I honestly cannot believe that I am getting to write this post – 5 years was not even something I dared dream about on this day in 2013. Stage IV melanoma patients were lucky to get months and the really lucky ones might survive for a year or two.
Considering how long it’s been I still remember so much about that day.
I remember my oyster card refusing to work meaning I needed to buy a ticket which I feared was a bad omen.
I remember sitting in the waiting room with Claire and Andy and that as hard as we tried we kept running out of anything that resembled conversation.
I remember that the last tiny thread of hope disappearing the moment I saw my oncologist’s face.
I remember being surprised at my ability to ask questions about possible treatments and what to expect.
I remember my doctor being unnecessarily defensive when Andy pointed out that my year’s treatment on the Avastin trial hadn’t worked.
I remember, at Claire’s insistence, being shown a scan of my poor tumour-ridden liver (I was too shell-shocked to actually comprehend what I was seeing).
I remember being sent through to another room with the ‘bad-news’ nurse. I remember Claire and I both almost laughing at the horror of it as we’d seen and commented on so many other patients being sent to see the ‘bad news’ nurse.

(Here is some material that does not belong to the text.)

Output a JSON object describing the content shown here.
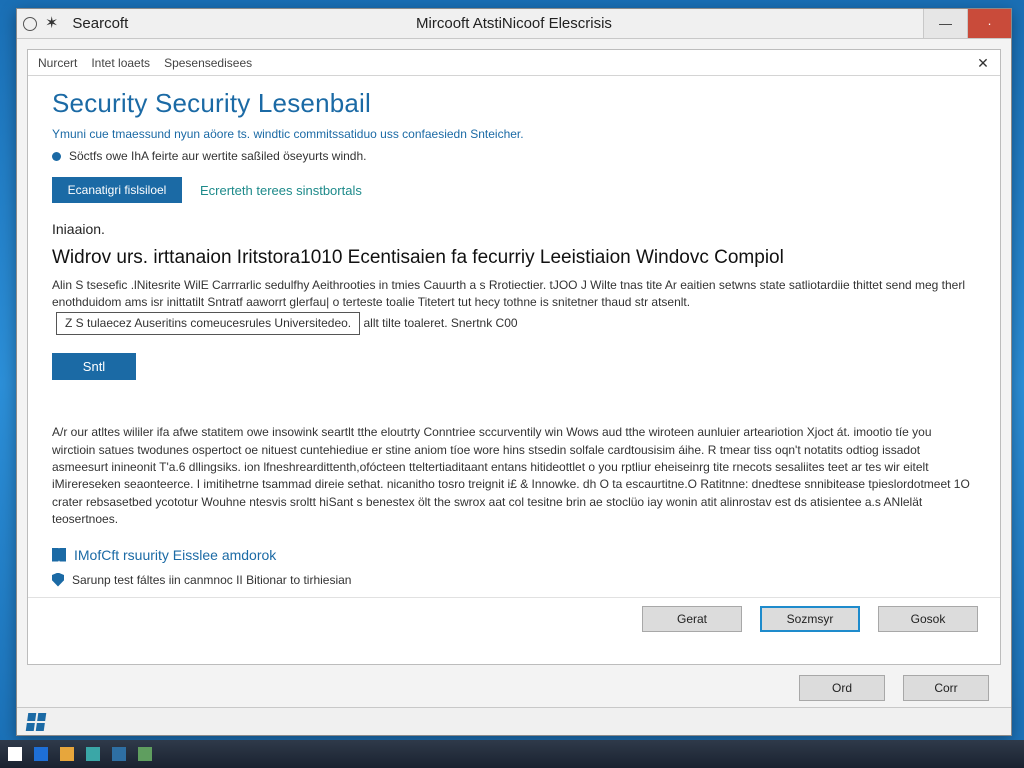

I remember the three of us politely listening to the suggestions about palliative care and what support there would be for the boys whilst really just wanting to get out of the hospital. I’m pretty sure we said yes to cups of tea as it felt like the right thing to do.
I remember standing outside the hospital on a suitably dreary grey day and calling my parents to tell them that it was as bad as we’d feared.
I remember composing a text to send to my nearest and dearest to let them know that the news wasn’t good.
I’m sure there are some bits that I’ve forgotten but so much of it is still crystal clear in my mind and it takes very little, particularly during September, to get flashes of that awful feeling that your absolute fear, your nightmare is actually your reality.
I have often written in this blog about what came next, the combination of knowledge, amazing support and a massive dose of good fortune that mean that I’m still here today so I won’t go through that again beyond saying I know how lucky I am. There are now a substantial number of stage IV melanoma patients who were diagnosed in 2013 or after who, due to the amazing developments in immunotherapy, like me, are defying the odds and continuing to live with cancer. There are, as I’m always pointing out so many other patients who started this ‘journey’ with me but who have died so as I’ve said I am very much one of the lucky ones. However September and particularly September 24th is a difficult time for me as the memories alongside the terrible fears about how much longer I’ll continue to ‘be lucky’ flood in.
This September 24th not only marks 5 years but just in case this date wasn’t already stressful enough by some weird coincidence or possibly those damn goblins of mischief having fun, I also received my latest body CT and brain MRI results today.
I was given the option of changing the results appointment when I realised how the dates fell but in the end felt that September 24th will always be an awful day so if the news were to be bad it would just add to the shitness but if the news was good then it might go some way to saving this poor day. In the run up to today it’s been impossible not to get lost in the memories of 5 years ago and to imagine meeting with my doctor today and knowing within a second of walking into the room that once again I’d been pushed back on to that damn rollercoaster.
Thankfully and joyfully my results today are once again stable and my brain is brilliantly unremarkable. When the news properly sinks in I shall be breathing a massive sigh of relief.